- [ACTION ITEM]:
A complete, exact copy of the records is needed here.

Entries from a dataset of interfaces

○ ○ ○

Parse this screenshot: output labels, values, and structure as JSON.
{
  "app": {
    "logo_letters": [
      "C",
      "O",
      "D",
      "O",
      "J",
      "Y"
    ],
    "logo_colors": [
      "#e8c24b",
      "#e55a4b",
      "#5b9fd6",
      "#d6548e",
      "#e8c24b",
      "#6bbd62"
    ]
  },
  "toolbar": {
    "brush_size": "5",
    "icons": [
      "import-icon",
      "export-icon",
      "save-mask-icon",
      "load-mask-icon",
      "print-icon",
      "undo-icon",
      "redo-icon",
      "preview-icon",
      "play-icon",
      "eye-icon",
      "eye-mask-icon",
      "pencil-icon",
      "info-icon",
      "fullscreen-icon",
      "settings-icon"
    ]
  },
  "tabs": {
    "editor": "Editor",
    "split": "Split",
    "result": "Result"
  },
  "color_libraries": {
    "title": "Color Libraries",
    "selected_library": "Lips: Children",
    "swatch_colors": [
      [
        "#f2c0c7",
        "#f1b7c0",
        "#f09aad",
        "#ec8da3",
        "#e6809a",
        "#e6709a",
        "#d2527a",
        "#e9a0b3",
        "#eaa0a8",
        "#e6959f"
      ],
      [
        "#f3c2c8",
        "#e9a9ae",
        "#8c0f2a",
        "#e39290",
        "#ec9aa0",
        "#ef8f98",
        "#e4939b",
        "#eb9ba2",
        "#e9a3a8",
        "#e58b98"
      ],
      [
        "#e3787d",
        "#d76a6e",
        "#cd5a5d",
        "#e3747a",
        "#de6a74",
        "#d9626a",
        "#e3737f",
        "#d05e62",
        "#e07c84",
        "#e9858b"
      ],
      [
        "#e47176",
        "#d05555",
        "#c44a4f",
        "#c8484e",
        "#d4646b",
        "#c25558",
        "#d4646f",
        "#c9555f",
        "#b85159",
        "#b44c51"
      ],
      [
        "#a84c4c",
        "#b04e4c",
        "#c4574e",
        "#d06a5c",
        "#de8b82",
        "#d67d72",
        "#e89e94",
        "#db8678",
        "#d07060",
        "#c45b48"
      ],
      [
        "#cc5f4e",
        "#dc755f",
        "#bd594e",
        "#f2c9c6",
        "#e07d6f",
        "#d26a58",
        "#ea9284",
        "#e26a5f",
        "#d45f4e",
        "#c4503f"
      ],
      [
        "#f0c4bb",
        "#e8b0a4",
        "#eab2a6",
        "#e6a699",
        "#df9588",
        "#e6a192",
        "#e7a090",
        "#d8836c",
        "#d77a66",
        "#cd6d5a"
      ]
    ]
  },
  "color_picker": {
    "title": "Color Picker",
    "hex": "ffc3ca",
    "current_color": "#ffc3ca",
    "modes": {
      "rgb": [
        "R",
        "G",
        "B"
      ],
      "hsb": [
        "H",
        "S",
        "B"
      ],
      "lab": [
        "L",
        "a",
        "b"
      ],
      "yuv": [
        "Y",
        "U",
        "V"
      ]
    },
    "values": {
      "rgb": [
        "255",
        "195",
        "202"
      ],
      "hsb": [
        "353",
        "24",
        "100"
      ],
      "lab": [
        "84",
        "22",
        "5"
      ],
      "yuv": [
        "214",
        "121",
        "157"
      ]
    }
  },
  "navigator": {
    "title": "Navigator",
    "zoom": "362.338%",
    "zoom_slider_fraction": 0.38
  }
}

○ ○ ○

- [EXERCISE OUTPUT]:
Parse this screenshot: output labels, values, and structure as JSON.
{
  "app": {
    "logo_letters": [
      "C",
      "O",
      "D",
      "O",
      "J",
      "Y"
    ],
    "logo_colors": [
      "#e8c24b",
      "#e55a4b",
      "#5b9fd6",
      "#d6548e",
      "#e8c24b",
      "#6bbd62"
    ]
  },
  "toolbar": {
    "brush_size": "5",
    "icons": [
      "import-icon",
      "export-icon",
      "save-mask-icon",
      "load-mask-icon",
      "print-icon",
      "undo-icon",
      "redo-icon",
      "preview-icon",
      "play-icon",
      "eye-icon",
      "eye-mask-icon",
      "pencil-icon",
      "info-icon",
      "fullscreen-icon",
      "settings-icon"
    ]
  },
  "tabs": {
    "editor": "Editor",
    "split": "Split",
    "result": "Result"
  },
  "color_libraries": {
    "title": "Color Libraries",
    "selected_library": "Lips: Children",
    "swatch_colors": [
      [
        "#f2c0c7",
        "#f1b7c0",
        "#f09aad",
        "#ec8da3",
        "#e6809a",
        "#e6709a",
        "#d2527a",
        "#e9a0b3",
        "#eaa0a8",
        "#e6959f"
      ],
      [
        "#f3c2c8",
        "#e9a9ae",
        "#8c0f2a",
        "#e39290",
        "#ec9aa0",
        "#ef8f98",
        "#e4939b",
        "#eb9ba2",
        "#e9a3a8",
        "#e58b98"
      ],
      [
        "#e3787d",
        "#d76a6e",
        "#cd5a5d",
        "#e3747a",
        "#de6a74",
        "#d9626a",
        "#e3737f",
        "#d05e62",
        "#e07c84",
        "#e9858b"
      ],
      [
        "#e47176",
        "#d05555",
        "#c44a4f",
        "#c8484e",
        "#d4646b",
        "#c25558",
        "#d4646f",
        "#c9555f",
        "#b85159",
        "#b44c51"
      ],
      [
        "#a84c4c",
        "#b04e4c",
        "#c4574e",
        "#d06a5c",
        "#de8b82",
        "#d67d72",
        "#e89e94",
        "#db8678",
        "#d07060",
        "#c45b48"
      ],
      [
        "#cc5f4e",
        "#dc755f",
        "#bd594e",
        "#f2c9c6",
        "#e07d6f",
        "#d26a58",
        "#ea9284",
        "#e26a5f",
        "#d45f4e",
        "#c4503f"
      ],
      [
        "#f0c4bb",
        "#e8b0a4",
        "#eab2a6",
        "#e6a699",
        "#df9588",
        "#e6a192",
        "#e7a090",
        "#d8836c",
        "#d77a66",
        "#cd6d5a"
      ]
    ]
  },
  "color_picker": {
    "title": "Color Picker",
    "hex": "ffc3ca",
    "current_color": "#ffc3ca",
    "modes": {
      "rgb": [
        "R",
        "G",
        "B"
      ],
      "hsb": [
        "H",
        "S",
        "B"
      ],
      "lab": [
        "L",
        "a",
        "b"
      ],
      "yuv": [
        "Y",
        "U",
        "V"
      ]
    },
    "values": {
      "rgb": [
        "255",
        "195",
        "202"
      ],
      "hsb": [
        "353",
        "24",
        "100"
      ],
      "lab": [
        "84",
        "22",
        "5"
      ],
      "yuv": [
        "214",
        "121",
        "157"
      ]
    }
  },
  "navigator": {
    "title": "Navigator",
    "zoom": "362.338%",
    "zoom_slider_fraction": 0.38
  }
}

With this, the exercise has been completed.